After leaving the town and museum of Khe Sanh, we traveled by bus for several hours through some wild and wonderful countryside to reach a small town in the district of A Lươi. During the war, Agent Orange/Dioxin was sprayed on this part of Viet Nam, effectively eliminating the tigers and bears and other indigenous wild life, as well as decimating the trees and undergrowth. The Earth, with her amazing ability to heal herself, is once again lush and green, though the wildlife has not returned. The harmful effects on Humans continues into the third and fourth generation of children born to those who were directly exposed. This is what we’ve come to witness – the seemingly, never-ending effect of the Viet Nam/American War.

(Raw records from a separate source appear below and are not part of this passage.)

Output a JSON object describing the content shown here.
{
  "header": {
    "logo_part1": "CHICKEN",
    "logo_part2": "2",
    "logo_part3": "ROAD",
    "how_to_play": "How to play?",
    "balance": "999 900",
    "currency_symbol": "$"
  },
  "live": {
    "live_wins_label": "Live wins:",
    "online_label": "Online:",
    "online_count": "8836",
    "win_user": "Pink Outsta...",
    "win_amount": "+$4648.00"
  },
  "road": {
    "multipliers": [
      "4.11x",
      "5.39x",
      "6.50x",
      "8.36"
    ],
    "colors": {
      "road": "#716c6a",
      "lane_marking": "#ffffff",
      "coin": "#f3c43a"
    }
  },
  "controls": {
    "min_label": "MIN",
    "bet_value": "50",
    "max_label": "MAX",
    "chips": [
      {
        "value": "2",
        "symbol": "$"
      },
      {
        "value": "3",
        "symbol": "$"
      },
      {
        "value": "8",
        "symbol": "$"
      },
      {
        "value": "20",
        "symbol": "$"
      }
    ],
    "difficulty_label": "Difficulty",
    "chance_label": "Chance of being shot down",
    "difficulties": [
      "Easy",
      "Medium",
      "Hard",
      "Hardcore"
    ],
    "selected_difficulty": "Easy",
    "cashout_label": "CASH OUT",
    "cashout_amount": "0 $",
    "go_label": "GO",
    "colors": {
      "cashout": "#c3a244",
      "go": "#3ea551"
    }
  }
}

I keep hearing, from the veterans on this trip, how, as young 18 and 20 year-old soldiers, they had felt duped, lied to, by their own government. After only weeks in “‘Nam,” they had realized that things were not as they had been led to believe, that the Vietnamese people were not the enemy.
An eco-friendly backpack
Early Morning Market
We’re a patient bunch, as we wait for our replacement bus.
Some are just smarter than others!
Where spoken language fails, the camera always elicits smiles. This woman loved seeing her photos.
This woman who came to simply stand beside us, as we waited for our bus to be repaired is “Bru,” one of the 54 ethnic groups in Viet Nam.
Even though she doesn’t speak or understand English or Vietnamese,
she’s clearly delighted at Chuck’s attempt to communicate with her.
This woman is the mother of a mentally and physically incapacitated, adult daughter whose father was exposed to Agent Orange/Dioxin during the war. She works in a nearby medical clinic. The father also works. When we arrived at the house (late, due to the bus breakdown) the parents had left for their jobs. The door was locked, with the daughter inside. This was, apparently, their solution to a need to protect the totally vulnerable young woman while they are away, since there was certainly nothing in the house to steal. The neighbors did not have a key. As in Hue and other medium-sized cities and small towns and villages, there is a huge need for day-care for the disabled. Families struggle to care for those who can’t care for themselves.
The very simple home of a widow whose only income is approximately $37 per month, compensation from the government for the care of her severely disabled adult son, another victim of Agent Orange/Dioxin. She stays home to care for him. The house was built for her by the villagers. Note the flowers which have been planted beside the house.
The mother shares her worries concerning the future when she is no longer able to care for her son.